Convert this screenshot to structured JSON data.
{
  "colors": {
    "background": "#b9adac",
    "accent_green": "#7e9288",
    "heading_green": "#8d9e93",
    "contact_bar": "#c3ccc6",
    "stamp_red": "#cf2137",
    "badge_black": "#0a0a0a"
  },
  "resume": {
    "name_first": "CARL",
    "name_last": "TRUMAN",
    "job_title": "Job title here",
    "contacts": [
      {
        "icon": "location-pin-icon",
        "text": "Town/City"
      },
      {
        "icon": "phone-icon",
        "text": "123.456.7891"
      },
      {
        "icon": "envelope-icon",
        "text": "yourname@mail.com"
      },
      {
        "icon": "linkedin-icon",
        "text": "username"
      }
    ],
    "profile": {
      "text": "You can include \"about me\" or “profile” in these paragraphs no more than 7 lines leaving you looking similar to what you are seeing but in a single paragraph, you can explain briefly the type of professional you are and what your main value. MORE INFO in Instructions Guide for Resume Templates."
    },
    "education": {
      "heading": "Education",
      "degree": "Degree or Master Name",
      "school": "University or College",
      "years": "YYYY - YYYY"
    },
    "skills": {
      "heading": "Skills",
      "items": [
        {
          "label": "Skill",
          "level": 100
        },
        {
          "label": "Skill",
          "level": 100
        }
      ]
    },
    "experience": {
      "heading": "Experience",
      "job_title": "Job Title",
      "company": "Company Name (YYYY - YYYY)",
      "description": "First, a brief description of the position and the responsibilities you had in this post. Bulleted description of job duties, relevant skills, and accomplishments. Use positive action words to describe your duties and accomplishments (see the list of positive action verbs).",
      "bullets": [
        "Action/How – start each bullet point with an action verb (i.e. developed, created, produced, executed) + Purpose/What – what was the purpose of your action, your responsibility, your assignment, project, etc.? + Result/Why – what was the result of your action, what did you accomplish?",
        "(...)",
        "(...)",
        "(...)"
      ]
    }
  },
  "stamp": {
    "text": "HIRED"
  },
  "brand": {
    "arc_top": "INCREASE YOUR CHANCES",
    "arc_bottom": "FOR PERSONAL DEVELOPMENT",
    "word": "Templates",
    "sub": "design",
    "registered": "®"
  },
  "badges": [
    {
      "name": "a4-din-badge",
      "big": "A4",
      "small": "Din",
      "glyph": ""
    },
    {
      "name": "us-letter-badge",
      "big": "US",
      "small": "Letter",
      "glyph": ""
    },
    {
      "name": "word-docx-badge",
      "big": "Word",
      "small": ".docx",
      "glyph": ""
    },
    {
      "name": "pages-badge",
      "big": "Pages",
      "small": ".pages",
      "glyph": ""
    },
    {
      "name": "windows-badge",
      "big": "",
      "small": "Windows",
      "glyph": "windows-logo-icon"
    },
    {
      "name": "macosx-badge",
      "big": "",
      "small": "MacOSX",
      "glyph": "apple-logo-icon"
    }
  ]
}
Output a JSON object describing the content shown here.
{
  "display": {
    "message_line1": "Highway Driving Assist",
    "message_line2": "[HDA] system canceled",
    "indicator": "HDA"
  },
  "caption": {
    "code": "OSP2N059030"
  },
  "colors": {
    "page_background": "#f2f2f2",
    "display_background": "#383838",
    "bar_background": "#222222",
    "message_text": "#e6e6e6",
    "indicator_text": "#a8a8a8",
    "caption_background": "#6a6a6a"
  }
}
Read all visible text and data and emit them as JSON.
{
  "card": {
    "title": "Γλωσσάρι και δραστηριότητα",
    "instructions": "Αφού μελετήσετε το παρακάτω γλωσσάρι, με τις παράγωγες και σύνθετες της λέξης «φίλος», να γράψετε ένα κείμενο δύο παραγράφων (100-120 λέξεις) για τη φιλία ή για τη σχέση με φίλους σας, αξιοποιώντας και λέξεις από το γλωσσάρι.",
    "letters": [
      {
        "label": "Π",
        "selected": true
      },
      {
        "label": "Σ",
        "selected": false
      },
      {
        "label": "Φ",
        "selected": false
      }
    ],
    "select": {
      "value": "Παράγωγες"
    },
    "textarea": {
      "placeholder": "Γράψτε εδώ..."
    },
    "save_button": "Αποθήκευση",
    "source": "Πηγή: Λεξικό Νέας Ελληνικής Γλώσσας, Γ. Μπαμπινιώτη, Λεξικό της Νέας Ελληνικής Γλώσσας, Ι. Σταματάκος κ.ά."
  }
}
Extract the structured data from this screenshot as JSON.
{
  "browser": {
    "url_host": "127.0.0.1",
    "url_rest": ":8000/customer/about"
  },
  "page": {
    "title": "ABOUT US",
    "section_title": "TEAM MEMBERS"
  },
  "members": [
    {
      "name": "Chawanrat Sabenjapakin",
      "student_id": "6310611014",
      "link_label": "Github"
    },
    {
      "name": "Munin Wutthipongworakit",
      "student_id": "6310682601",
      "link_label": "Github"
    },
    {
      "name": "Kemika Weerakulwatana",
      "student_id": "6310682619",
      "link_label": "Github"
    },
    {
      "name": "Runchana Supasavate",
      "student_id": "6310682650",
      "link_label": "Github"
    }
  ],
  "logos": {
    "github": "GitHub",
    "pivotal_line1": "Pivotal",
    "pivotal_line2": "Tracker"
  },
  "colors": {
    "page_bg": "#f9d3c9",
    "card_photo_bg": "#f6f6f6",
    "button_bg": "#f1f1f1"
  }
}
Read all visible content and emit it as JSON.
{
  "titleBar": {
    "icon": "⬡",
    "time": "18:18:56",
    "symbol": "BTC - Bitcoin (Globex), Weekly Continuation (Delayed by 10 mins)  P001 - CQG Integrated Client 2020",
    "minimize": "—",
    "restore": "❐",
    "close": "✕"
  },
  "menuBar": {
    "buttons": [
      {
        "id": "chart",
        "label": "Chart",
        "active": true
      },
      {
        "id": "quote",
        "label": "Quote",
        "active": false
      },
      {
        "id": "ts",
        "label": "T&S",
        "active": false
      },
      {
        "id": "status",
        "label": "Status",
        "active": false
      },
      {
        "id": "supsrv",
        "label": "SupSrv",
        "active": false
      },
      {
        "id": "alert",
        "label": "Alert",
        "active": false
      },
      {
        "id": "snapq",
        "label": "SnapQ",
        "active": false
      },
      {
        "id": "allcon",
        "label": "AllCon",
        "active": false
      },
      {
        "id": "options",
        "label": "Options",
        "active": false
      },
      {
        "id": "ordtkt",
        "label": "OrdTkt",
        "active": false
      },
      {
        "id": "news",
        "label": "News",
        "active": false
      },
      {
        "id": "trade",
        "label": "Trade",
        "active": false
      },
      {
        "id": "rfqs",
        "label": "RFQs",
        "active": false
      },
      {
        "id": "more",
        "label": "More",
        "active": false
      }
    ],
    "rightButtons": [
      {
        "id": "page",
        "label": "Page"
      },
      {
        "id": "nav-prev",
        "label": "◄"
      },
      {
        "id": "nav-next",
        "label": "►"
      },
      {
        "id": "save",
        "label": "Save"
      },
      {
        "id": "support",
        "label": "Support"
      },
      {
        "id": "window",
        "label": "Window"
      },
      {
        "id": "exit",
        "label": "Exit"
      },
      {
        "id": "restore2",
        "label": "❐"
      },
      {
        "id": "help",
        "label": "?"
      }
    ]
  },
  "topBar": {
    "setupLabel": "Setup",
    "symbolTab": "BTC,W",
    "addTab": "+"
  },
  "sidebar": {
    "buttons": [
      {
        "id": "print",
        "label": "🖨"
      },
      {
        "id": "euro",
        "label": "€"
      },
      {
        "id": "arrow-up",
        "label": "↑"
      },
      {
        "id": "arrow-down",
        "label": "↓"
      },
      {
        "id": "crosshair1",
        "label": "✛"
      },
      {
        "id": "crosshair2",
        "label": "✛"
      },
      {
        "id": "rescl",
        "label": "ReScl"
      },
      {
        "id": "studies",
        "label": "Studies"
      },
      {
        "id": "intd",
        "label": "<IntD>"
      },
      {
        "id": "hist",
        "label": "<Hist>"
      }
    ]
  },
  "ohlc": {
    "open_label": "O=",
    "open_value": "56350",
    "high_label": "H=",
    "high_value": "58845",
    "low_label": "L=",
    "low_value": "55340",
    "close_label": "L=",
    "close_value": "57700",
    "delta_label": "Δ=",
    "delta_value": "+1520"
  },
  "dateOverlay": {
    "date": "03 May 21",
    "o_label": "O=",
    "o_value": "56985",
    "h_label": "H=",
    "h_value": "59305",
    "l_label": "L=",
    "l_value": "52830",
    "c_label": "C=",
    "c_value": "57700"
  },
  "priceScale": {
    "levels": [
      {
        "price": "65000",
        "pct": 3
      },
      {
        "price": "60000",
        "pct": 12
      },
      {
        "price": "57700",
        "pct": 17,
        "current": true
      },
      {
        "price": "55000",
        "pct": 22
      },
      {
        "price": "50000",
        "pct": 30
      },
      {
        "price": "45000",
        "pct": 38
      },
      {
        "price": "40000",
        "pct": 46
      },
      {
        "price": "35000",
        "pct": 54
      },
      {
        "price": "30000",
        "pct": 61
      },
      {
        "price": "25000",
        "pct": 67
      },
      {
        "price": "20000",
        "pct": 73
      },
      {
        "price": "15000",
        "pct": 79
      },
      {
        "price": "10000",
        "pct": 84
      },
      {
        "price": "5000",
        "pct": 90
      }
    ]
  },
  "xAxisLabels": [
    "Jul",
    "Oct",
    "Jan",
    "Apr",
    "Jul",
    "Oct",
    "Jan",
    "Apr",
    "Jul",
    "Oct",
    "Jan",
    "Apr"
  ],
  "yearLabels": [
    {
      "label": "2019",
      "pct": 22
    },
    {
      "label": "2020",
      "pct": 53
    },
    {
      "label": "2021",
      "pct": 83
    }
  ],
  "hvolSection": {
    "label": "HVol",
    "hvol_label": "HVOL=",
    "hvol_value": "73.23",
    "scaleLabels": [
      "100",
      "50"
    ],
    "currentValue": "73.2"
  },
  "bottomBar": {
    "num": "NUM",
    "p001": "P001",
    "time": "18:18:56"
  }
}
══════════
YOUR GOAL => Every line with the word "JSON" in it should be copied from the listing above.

OUTPUT BELOW =>
Convert this screenshot to structured JSON data.
Output a JSON object describing the content shown here.
Read all visible text and data and emit them as JSON.
Extract the structured data from this screenshot as JSON.
Read all visible content and emit it as JSON.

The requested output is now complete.